      Reply
  6. Bellezza

    I’m so upset by the literature I read with Muslim characters, themes, subjects. They are filled with violence and unjustice, in my opinion, and I can’t abide them anymore. Remember The Iraqi Christ? That about did me in forever! You are brave to read these, Jacqui, and I commend your willingness to continue in the ‘genre’.

    Reply
    1. jacquiwine Post author

      To be honest, I probably wouldn’t have picked this one up had it not been for the Peirene endorsement, but having enjoyed their other titles I was keen to give this one a go. Some scenes are very touching and beautifully written, but the violence is distressing and conveyed in an unflinching manner (which is unavoidable, I think). Not one for your list, Bellezza! And yes, it did remind me a little of The Iraqi Christ in parts.

      Reply
  7. Richard

    I just saw “Gone Girl” the movie for some reason not ever having been interested in the novel at all, and so I’m glad to see that Under the Tripoli Sky at least doesn’t seem to trivialize domestic violence like Gone Girl does. That being said, like Séamus, I don’t feel compelled to read this anytime soon either. I do appreciate the post, though, in particular because there aren’t many (any?) Libyan authors I’m familiar with unfortunately.

    Reply
    1. jacquiwine Post author

      Thanks, Richard. I can’t recall reading anything else by a Libyan author, and it’s one of the reasons why I was keen to give this novella a shot. Plus it came with the Peirene endorsement, always a hook for me. Under the Tripoli Sky certainly doesn’t trivialise violence, but as I mentioned to Seamus, I wouldn’t describe it as a ‘must-read’. The vignettes are quite brief, almost too slight in some instances, and I would have liked more exploration or depth on the reverberations from these incidents. A deeper focus on one single example of abuse could have been very powerful, but Under the Tripoli Sky isn’t that type of book. It’s more like a series of snapshots of a society and culture, which is enlightening to a certain extent, but lacking in the depth I mention.

      It’s interesting you mention Gone Girl as I, too, have never wanted to read the novel, but we’re going to see the film later this week (mainly as it’s Fincher). We’ll see!

      Reply
  8. Pingback: A-Z Index of Book Reviews (listed by author) | JacquiWine's Journal

  9. Pingback: The Dead Lake by Hamid Ismailov | JacquiWine's Journal

Leave a comment or reply - I'd love to hear your thoughts

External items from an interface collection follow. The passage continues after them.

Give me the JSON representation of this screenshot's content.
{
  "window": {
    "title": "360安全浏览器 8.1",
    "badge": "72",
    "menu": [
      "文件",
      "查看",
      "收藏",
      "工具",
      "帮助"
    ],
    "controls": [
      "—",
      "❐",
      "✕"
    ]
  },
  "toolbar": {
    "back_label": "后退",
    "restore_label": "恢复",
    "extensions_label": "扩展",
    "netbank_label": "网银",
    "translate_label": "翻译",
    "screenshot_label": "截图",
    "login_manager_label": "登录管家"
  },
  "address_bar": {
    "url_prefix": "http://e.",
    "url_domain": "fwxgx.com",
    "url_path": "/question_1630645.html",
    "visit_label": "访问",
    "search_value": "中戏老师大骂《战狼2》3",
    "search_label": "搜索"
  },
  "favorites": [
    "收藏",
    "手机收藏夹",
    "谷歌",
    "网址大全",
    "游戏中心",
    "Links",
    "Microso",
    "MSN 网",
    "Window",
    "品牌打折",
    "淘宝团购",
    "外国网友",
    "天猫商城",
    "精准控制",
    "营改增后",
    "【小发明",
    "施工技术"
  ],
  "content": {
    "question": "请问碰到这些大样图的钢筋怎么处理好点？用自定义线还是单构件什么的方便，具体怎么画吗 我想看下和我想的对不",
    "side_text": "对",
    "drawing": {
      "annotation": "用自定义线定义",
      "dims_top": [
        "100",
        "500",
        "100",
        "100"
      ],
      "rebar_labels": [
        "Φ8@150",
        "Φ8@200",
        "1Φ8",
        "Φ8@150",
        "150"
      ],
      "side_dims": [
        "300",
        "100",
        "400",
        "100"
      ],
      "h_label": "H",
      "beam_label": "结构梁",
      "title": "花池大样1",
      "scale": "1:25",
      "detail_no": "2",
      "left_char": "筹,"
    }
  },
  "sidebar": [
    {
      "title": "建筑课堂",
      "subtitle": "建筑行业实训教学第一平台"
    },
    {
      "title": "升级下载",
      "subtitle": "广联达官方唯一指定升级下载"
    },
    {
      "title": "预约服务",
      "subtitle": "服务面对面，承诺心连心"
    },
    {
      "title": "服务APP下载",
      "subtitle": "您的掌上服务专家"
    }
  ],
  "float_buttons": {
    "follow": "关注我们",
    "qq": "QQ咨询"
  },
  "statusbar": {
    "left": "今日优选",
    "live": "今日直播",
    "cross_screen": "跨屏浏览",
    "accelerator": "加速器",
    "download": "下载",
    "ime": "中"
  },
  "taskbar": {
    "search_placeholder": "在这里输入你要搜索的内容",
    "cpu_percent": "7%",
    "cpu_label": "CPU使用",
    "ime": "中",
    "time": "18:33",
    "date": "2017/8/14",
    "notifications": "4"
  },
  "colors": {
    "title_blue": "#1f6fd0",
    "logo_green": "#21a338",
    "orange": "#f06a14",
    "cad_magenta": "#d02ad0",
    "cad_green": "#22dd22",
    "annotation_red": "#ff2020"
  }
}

Fill in your details below or click an icon to log in:

WordPress.com Logo

You are commenting using your WordPress.com account. Log Out / Change )

Twitter picture

You are commenting using your Twitter account. Log Out / Change )

Facebook photo

You are commenting using your Facebook account. Log Out / Change )

Google+ photo

You are commenting using your Google+ account. Log Out / Change )

Connecting to %s